(How to complete this task):
Please copy every line with the string "копия" from the entries below.

(Task inputs):
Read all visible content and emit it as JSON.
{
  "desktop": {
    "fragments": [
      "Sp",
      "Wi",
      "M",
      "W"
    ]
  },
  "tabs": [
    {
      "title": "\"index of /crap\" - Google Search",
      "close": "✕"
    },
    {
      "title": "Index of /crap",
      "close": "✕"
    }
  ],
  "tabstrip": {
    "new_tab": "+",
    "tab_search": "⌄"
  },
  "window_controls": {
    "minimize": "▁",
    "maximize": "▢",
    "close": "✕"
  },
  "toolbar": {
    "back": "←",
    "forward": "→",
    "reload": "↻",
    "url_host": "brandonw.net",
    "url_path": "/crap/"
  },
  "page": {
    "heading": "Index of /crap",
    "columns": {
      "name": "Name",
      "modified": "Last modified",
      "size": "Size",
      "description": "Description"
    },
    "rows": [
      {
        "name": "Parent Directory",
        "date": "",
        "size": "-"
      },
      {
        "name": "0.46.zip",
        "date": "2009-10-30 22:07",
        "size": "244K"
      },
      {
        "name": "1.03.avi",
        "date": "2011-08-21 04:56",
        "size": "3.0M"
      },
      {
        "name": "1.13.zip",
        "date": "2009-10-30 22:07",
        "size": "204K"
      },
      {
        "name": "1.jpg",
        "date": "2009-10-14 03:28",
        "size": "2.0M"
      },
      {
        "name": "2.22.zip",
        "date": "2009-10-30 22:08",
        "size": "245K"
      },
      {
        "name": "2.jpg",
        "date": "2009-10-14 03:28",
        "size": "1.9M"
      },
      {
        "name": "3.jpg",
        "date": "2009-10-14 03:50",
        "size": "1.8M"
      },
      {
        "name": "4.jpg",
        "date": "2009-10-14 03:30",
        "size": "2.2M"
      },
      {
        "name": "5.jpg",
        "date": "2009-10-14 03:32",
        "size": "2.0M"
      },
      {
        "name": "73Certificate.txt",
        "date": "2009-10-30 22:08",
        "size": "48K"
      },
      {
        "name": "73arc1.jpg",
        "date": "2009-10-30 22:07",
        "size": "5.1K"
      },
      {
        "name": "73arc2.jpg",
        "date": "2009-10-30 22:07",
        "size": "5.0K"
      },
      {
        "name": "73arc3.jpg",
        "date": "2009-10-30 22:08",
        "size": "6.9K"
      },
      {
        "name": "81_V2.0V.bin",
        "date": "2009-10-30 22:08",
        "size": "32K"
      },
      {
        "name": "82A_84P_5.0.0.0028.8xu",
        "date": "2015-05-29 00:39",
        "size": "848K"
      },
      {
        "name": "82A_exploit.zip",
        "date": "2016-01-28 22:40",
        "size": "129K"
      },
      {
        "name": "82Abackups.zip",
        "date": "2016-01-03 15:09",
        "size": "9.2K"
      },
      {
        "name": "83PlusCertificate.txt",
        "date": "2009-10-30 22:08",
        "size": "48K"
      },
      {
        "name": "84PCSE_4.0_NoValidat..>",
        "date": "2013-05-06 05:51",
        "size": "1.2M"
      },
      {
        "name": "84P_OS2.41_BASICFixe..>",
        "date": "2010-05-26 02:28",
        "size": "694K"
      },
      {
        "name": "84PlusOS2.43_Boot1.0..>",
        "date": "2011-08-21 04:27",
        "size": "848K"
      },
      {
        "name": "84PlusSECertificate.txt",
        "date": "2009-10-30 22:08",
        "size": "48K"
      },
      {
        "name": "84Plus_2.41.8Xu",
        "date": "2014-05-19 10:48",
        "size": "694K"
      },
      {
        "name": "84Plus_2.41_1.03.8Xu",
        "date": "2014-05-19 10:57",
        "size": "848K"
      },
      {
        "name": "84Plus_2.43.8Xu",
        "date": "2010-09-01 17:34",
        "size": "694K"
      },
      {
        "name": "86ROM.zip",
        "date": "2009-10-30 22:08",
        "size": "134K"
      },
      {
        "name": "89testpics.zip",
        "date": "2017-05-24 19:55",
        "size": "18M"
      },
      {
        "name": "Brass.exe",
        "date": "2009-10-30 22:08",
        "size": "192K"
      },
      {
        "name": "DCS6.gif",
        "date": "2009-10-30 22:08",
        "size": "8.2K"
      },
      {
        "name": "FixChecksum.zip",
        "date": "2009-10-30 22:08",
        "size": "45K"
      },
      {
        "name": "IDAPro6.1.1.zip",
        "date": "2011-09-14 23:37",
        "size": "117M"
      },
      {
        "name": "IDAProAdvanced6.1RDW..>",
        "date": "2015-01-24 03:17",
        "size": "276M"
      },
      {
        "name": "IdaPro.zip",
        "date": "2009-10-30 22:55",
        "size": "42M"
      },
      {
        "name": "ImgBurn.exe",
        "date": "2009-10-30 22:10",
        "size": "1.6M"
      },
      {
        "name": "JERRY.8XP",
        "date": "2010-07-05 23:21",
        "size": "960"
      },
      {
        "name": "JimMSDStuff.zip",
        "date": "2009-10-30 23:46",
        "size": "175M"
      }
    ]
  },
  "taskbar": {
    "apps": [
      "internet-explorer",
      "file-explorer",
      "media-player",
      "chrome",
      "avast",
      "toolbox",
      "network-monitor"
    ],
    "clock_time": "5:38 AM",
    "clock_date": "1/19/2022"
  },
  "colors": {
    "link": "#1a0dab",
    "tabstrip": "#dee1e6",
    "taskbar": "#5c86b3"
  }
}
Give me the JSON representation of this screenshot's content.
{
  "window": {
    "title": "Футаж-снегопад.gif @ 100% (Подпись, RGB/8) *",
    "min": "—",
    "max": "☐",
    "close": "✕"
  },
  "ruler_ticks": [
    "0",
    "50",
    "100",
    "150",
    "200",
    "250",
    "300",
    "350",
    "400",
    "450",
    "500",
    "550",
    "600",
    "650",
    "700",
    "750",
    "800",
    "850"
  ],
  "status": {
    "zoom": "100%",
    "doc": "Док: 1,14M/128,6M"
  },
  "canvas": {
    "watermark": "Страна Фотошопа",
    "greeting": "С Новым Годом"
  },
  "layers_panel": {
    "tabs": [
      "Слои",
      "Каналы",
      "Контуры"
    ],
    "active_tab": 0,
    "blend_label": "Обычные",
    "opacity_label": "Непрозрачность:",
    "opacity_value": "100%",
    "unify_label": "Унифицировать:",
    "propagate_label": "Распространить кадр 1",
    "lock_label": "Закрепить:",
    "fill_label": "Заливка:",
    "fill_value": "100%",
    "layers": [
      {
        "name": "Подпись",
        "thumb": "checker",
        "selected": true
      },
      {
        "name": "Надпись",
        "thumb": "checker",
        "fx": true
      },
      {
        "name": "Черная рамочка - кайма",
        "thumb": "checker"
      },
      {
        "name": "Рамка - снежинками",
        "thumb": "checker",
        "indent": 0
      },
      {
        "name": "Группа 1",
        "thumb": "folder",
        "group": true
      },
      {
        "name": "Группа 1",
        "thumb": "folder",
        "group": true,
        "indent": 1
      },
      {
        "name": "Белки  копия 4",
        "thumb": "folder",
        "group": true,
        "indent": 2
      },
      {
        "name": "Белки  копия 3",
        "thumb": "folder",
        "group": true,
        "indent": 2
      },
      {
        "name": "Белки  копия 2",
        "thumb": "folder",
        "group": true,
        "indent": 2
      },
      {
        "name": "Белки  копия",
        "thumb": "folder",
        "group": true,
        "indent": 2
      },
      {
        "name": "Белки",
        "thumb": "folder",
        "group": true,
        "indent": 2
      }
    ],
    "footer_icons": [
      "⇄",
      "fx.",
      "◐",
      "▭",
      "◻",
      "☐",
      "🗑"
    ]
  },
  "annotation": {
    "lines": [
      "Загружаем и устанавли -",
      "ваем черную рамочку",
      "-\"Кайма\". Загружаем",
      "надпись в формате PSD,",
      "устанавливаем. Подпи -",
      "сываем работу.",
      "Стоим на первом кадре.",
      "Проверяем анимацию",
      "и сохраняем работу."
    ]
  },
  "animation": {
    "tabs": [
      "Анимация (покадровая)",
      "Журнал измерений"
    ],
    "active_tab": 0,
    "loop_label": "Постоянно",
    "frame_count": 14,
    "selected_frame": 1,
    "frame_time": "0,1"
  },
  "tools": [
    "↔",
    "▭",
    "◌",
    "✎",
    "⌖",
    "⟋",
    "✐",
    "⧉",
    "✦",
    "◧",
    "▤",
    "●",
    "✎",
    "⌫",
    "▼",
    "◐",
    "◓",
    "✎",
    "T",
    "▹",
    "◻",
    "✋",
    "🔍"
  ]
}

(Response box):
        "name": "Белки  копия 4",
        "name": "Белки  копия 3",
        "name": "Белки  копия 2",
        "name": "Белки  копия",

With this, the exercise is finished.